#### MATERIAL FOR THE TASK ####

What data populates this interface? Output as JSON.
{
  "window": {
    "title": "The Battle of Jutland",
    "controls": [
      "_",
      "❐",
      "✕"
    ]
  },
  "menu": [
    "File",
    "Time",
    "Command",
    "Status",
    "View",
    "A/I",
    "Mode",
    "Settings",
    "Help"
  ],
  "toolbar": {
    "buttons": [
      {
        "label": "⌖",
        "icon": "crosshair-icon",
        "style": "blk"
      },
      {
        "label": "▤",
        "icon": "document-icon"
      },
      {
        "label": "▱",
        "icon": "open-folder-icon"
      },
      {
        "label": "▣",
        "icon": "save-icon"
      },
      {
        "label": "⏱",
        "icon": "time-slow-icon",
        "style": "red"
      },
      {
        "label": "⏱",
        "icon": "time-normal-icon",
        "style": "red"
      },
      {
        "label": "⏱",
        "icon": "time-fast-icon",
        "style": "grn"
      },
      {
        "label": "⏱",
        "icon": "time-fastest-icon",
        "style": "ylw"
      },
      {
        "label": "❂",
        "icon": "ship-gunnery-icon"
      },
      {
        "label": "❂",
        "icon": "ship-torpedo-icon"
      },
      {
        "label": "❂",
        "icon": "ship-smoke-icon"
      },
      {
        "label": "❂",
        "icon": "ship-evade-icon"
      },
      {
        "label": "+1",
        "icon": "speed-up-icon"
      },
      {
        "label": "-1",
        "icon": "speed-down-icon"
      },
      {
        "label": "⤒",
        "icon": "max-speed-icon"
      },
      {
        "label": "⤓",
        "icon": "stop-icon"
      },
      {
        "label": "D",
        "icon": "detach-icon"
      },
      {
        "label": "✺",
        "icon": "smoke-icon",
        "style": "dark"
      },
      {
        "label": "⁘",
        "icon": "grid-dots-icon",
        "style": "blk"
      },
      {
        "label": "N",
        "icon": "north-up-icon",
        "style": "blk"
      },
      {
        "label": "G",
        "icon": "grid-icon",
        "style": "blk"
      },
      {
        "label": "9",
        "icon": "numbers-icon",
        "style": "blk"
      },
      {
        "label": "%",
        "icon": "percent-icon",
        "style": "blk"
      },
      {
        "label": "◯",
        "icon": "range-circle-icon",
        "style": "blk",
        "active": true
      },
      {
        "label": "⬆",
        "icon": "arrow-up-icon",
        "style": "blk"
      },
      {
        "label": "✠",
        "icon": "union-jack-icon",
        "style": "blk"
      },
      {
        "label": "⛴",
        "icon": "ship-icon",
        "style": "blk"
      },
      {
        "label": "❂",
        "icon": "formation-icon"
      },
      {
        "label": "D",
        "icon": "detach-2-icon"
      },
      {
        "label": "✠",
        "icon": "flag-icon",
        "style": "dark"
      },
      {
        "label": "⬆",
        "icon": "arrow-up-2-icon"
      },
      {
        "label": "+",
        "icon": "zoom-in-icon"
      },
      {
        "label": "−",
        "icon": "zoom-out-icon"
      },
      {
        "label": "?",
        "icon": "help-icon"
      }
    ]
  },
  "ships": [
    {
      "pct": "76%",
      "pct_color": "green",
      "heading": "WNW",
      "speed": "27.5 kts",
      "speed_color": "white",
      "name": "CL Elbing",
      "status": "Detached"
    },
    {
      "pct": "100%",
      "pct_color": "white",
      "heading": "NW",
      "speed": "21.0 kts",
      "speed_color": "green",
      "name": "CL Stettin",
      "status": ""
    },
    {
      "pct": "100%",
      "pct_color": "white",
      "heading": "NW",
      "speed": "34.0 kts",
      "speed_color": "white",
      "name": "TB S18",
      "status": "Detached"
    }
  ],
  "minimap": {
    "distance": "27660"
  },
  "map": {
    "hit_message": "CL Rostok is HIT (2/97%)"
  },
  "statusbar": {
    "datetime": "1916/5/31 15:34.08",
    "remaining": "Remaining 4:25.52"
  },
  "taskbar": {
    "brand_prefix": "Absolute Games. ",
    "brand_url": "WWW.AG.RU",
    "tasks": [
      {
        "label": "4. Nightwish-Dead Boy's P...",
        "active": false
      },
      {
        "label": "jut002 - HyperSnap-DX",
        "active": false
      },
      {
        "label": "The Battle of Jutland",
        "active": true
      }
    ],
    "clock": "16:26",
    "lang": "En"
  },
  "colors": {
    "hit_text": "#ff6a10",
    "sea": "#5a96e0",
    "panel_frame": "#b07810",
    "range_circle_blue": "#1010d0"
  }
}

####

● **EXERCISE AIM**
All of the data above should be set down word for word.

● **THE ANSWER**
What data populates this interface? Output as JSON.
{
  "window": {
    "title": "The Battle of Jutland",
    "controls": [
      "_",
      "❐",
      "✕"
    ]
  },
  "menu": [
    "File",
    "Time",
    "Command",
    "Status",
    "View",
    "A/I",
    "Mode",
    "Settings",
    "Help"
  ],
  "toolbar": {
    "buttons": [
      {
        "label": "⌖",
        "icon": "crosshair-icon",
        "style": "blk"
      },
      {
        "label": "▤",
        "icon": "document-icon"
      },
      {
        "label": "▱",
        "icon": "open-folder-icon"
      },
      {
        "label": "▣",
        "icon": "save-icon"
      },
      {
        "label": "⏱",
        "icon": "time-slow-icon",
        "style": "red"
      },
      {
        "label": "⏱",
        "icon": "time-normal-icon",
        "style": "red"
      },
      {
        "label": "⏱",
        "icon": "time-fast-icon",
        "style": "grn"
      },
      {
        "label": "⏱",
        "icon": "time-fastest-icon",
        "style": "ylw"
      },
      {
        "label": "❂",
        "icon": "ship-gunnery-icon"
      },
      {
        "label": "❂",
        "icon": "ship-torpedo-icon"
      },
      {
        "label": "❂",
        "icon": "ship-smoke-icon"
      },
      {
        "label": "❂",
        "icon": "ship-evade-icon"
      },
      {
        "label": "+1",
        "icon": "speed-up-icon"
      },
      {
        "label": "-1",
        "icon": "speed-down-icon"
      },
      {
        "label": "⤒",
        "icon": "max-speed-icon"
      },
      {
        "label": "⤓",
        "icon": "stop-icon"
      },
      {
        "label": "D",
        "icon": "detach-icon"
      },
      {
        "label": "✺",
        "icon": "smoke-icon",
        "style": "dark"
      },
      {
        "label": "⁘",
        "icon": "grid-dots-icon",
        "style": "blk"
      },
      {
        "label": "N",
        "icon": "north-up-icon",
        "style": "blk"
      },
      {
        "label": "G",
        "icon": "grid-icon",
        "style": "blk"
      },
      {
        "label": "9",
        "icon": "numbers-icon",
        "style": "blk"
      },
      {
        "label": "%",
        "icon": "percent-icon",
        "style": "blk"
      },
      {
        "label": "◯",
        "icon": "range-circle-icon",
        "style": "blk",
        "active": true
      },
      {
        "label": "⬆",
        "icon": "arrow-up-icon",
        "style": "blk"
      },
      {
        "label": "✠",
        "icon": "union-jack-icon",
        "style": "blk"
      },
      {
        "label": "⛴",
        "icon": "ship-icon",
        "style": "blk"
      },
      {
        "label": "❂",
        "icon": "formation-icon"
      },
      {
        "label": "D",
        "icon": "detach-2-icon"
      },
      {
        "label": "✠",
        "icon": "flag-icon",
        "style": "dark"
      },
      {
        "label": "⬆",
        "icon": "arrow-up-2-icon"
      },
      {
        "label": "+",
        "icon": "zoom-in-icon"
      },
      {
        "label": "−",
        "icon": "zoom-out-icon"
      },
      {
        "label": "?",
        "icon": "help-icon"
      }
    ]
  },
  "ships": [
    {
      "pct": "76%",
      "pct_color": "green",
      "heading": "WNW",
      "speed": "27.5 kts",
      "speed_color": "white",
      "name": "CL Elbing",
      "status": "Detached"
    },
    {
      "pct": "100%",
      "pct_color": "white",
      "heading": "NW",
      "speed": "21.0 kts",
      "speed_color": "green",
      "name": "CL Stettin",
      "status": ""
    },
    {
      "pct": "100%",
      "pct_color": "white",
      "heading": "NW",
      "speed": "34.0 kts",
      "speed_color": "white",
      "name": "TB S18",
      "status": "Detached"
    }
  ],
  "minimap": {
    "distance": "27660"
  },
  "map": {
    "hit_message": "CL Rostok is HIT (2/97%)"
  },
  "statusbar": {
    "datetime": "1916/5/31 15:34.08",
    "remaining": "Remaining 4:25.52"
  },
  "taskbar": {
    "brand_prefix": "Absolute Games. ",
    "brand_url": "WWW.AG.RU",
    "tasks": [
      {
        "label": "4. Nightwish-Dead Boy's P...",
        "active": false
      },
      {
        "label": "jut002 - HyperSnap-DX",
        "active": false
      },
      {
        "label": "The Battle of Jutland",
        "active": true
      }
    ],
    "clock": "16:26",
    "lang": "En"
  },
  "colors": {
    "hit_text": "#ff6a10",
    "sea": "#5a96e0",
    "panel_frame": "#b07810",
    "range_circle_blue": "#1010d0"
  }
}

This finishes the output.